It has always been my intention for Schnickelfritz to study a foreign language. He's taken a few co-op classes that give some Spanish vocabulary along with a study of Latin American culture. Imagine my surprise when we were chosen to do a long-term review of actual Latin. Greek 'n' Stuff provided us with Level 2 of their curriculum Latin's Not So Tough! I looked at the title and certainly hoped so. I had studied French, my husband had picked up some Spanish. The only family member I knew who had studied Latin received her only F in the class, so she wouldn't be of much help. Our materials included a student's worktext ($18.95), a CD pronunciation guide ($10), and an answer key($4). The material could have also been purchased as a kit for $36.45 and included a set of quizzes/exams and flashcards on a key ring. We used the pages in the back of the worktext to cut out and paste our own flash cards.
Although this was our first exposure to Latin, we began with Level 2. Lesson 1 is intended for VERY young students and only covers the alphabet, diphthongs and special consonants. All this material is covered in the first four lessons of Level 2. In the remaining 32 lessons the student will learn 50 vocabulary words, have 5 vocabulary practices and a 2 part final review.
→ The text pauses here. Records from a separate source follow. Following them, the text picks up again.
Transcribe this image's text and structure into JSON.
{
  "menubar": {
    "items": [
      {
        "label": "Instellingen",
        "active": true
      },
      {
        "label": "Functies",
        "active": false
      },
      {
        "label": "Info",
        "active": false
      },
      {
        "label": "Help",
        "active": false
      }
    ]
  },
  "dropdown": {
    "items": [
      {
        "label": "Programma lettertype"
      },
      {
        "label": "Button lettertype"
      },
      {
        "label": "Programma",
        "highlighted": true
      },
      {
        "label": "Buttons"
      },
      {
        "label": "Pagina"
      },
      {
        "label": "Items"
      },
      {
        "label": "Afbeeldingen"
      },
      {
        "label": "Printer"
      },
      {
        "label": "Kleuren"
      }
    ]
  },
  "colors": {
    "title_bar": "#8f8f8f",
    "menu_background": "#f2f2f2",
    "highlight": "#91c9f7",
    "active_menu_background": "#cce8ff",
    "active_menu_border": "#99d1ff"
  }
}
A typical lesson begins with a half-page box showing the word and its definition. The student then practices writing the word while repeating it out loud. The writing space includes a dashed center line common in elementary level penmanship. Next comes a cumulative review of vocabulary learned. This may take the form of true/false questions, drawing connecting lines to words and their definitions, circling the correct word from a series of similarly looking words. This process repeats itself with the second vocabulary word of the lesson. At the bottom of each page is a reminder to practice with the flashcards.
I did appreciate the amount of review built into the program, both the flash cards and review exercises. In my experience with learning French we would study a list of vocabulary around a theme—say learning the names of food, but after the test for that chapter we’d move on to a new theme and never see the words again until the final exam. Rather than set up the typical flash card with a word on the front and English translation on the back, we put each component on its own index card. That way we could play games like Memory. I might hide the English translations around our basement and then hand Fritz one Latin word at a time. He would then race around the basement looking for the match.
The course was true to its name, the Latin we learned was not so tough especially at the pace we learned it. There are 36 lessons so I presume it is meant to cover one year. Fritz was able to move along more quickly. The disappointing factor is that after finishing the book, were still not able to form one complete sentence. It's a good thing the program is designed for elementary students because older children would be very frustrated with the pace. The nouns we learned jumped from obvious choices (boy, girl, son, daughter, water) to things that would seldom come up in normal conversation (trumpet, sword, sailor) The lessons don’t teach us any articles (a, an, the) and I don’t even know if they’re used in Latin. The choice of verbs seemed odd as well (all are taught as the 1st person singular conjugation): I capture, I fight, I seize.
I really had to step back and consider how studying a dead language differs from learning French. I studied to be able to communicate as an exchange student in Rouen. I needed to be able to greet people, ask directions, and make my needs known. Since my son and I will never be traveling to where we need to converse in the language, there’s no need to learn the Latin equivalent of “Ou se trouve les toilettes?”
Since I am not seeking a classical education for my son, where Latin is learned for its own sake, the only benefit we would have for studying it is to give insight into derivatives of Latin words and prefixes in our own English language. This made the vocabulary choices of the course make more sense. I could see that “patria,” meaning “native land” is the basis for our English word “patriotism.” The text however makes no such mention of the similarities.
If you our interested in the curriculum, you can find sample pages and Tables of Content for all six levels of Latin's Not So Tough on their website. You may also want to check out their eight levels of Hey Andrew! Teach Me Some Greek or Bible Study Series. You can see what my fellow Homeschool Crewmates thought of all these Greek 'n' Stuff products by clicking here.